19th-century German Philosophy G.W.F. Hegel provides an account of embodied normativity should raise what Dr. Zambrana considers the most Hegelian question of all: What is the cultural formation that is being reproduced institutionally, materially, bodily through habit? She tracks notions of productivity in Hegel’s discussion of habit and bad habit in order to critically examine assumptions about the form of life Hegel defends throughout his corpus.


Department of Performing Arts presents
“Damn Yankees”
Book by George Abbott and Douglass Wallop; Music by Richard Adler; Lyrics by Jerry Ross
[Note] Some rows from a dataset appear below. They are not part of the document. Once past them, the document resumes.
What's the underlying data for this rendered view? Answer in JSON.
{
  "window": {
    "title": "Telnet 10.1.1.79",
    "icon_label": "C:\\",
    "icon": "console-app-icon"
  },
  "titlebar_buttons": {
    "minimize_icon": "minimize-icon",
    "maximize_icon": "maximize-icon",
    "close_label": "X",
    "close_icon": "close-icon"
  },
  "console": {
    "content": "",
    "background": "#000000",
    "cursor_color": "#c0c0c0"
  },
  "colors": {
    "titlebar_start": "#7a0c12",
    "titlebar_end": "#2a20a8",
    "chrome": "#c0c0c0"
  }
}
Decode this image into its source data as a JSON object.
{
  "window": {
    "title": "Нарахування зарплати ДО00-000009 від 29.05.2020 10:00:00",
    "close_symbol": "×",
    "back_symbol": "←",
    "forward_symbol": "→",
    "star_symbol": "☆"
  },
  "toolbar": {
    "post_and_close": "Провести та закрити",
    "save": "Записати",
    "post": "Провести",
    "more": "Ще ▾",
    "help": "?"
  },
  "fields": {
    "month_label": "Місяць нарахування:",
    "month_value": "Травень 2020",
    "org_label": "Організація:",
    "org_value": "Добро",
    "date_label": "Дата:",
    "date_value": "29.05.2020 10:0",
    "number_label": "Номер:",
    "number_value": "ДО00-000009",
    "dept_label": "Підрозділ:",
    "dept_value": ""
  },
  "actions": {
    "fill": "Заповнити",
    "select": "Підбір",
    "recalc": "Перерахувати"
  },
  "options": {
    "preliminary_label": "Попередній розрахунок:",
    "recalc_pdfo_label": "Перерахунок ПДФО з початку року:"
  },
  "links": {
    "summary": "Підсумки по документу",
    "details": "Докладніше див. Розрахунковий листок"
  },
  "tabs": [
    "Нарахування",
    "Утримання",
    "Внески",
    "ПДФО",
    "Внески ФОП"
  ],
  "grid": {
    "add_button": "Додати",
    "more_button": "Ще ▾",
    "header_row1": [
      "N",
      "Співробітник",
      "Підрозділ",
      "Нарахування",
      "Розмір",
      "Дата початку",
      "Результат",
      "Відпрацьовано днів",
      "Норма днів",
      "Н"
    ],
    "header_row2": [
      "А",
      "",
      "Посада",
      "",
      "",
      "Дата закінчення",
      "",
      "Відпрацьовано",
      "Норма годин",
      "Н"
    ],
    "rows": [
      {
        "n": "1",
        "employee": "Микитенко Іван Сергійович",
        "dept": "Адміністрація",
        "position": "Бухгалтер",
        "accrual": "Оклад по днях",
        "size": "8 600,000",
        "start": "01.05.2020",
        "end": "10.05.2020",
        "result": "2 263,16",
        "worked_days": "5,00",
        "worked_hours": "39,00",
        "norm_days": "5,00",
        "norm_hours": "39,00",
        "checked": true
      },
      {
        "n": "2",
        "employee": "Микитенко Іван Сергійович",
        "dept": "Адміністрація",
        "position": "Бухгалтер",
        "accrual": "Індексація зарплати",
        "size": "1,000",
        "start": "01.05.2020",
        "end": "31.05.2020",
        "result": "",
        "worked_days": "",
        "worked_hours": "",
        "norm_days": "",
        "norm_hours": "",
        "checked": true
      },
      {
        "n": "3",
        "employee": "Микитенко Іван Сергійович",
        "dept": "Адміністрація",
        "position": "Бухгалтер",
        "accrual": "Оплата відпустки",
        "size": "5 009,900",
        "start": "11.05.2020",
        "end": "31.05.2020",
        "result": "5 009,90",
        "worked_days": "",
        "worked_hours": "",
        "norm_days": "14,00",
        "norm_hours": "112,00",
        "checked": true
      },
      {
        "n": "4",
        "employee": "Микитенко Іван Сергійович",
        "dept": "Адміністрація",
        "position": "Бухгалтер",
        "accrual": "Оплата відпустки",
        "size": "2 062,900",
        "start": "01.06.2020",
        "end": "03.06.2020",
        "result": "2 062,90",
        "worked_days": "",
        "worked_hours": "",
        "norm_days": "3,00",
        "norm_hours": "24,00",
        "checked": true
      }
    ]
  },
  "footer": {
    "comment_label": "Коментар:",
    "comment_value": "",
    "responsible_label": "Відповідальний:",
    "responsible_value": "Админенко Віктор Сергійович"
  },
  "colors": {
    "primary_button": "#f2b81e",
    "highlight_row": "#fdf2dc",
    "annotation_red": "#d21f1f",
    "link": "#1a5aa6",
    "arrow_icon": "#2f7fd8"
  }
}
Thursday-Saturday, October 31-November 2 
McCrary Theatre, Center for the Arts, 7:30 p.m. all shows

Directed by Doug Hall; Choreographed by Deb Leamy; Music direction by Valerie Maze

Faust meets professional baseball in the Broadway sendup of love and the American pastime. Based on the novel, “The Year the Yankees Lost the Pennant” by Douglass Wallop, “Damn Yankees,” the Broadway mega-show and winner of seven Tony Awards including Best Musical, hits it out of the park! The winning score by and a devilish book have made this sporty musical comedy a true American classic. Middle-aged baseball fanatic Joe Boyd, trades his soul to the Devil, also known as Mr. Applegate, for a chance to lead his favorite team to victory in the pennant race against the New York Yankees. As young baseball sensation, Joe Hardy, he transforms the hapless Washington Senators into a winning team, only to realize the true worth of the life that he’s left behind. Admission: $15 or Elon ID. Tickets available beginning October 3 at the Center for the Arts Box Office. For ticket information, call (336) 278-5610.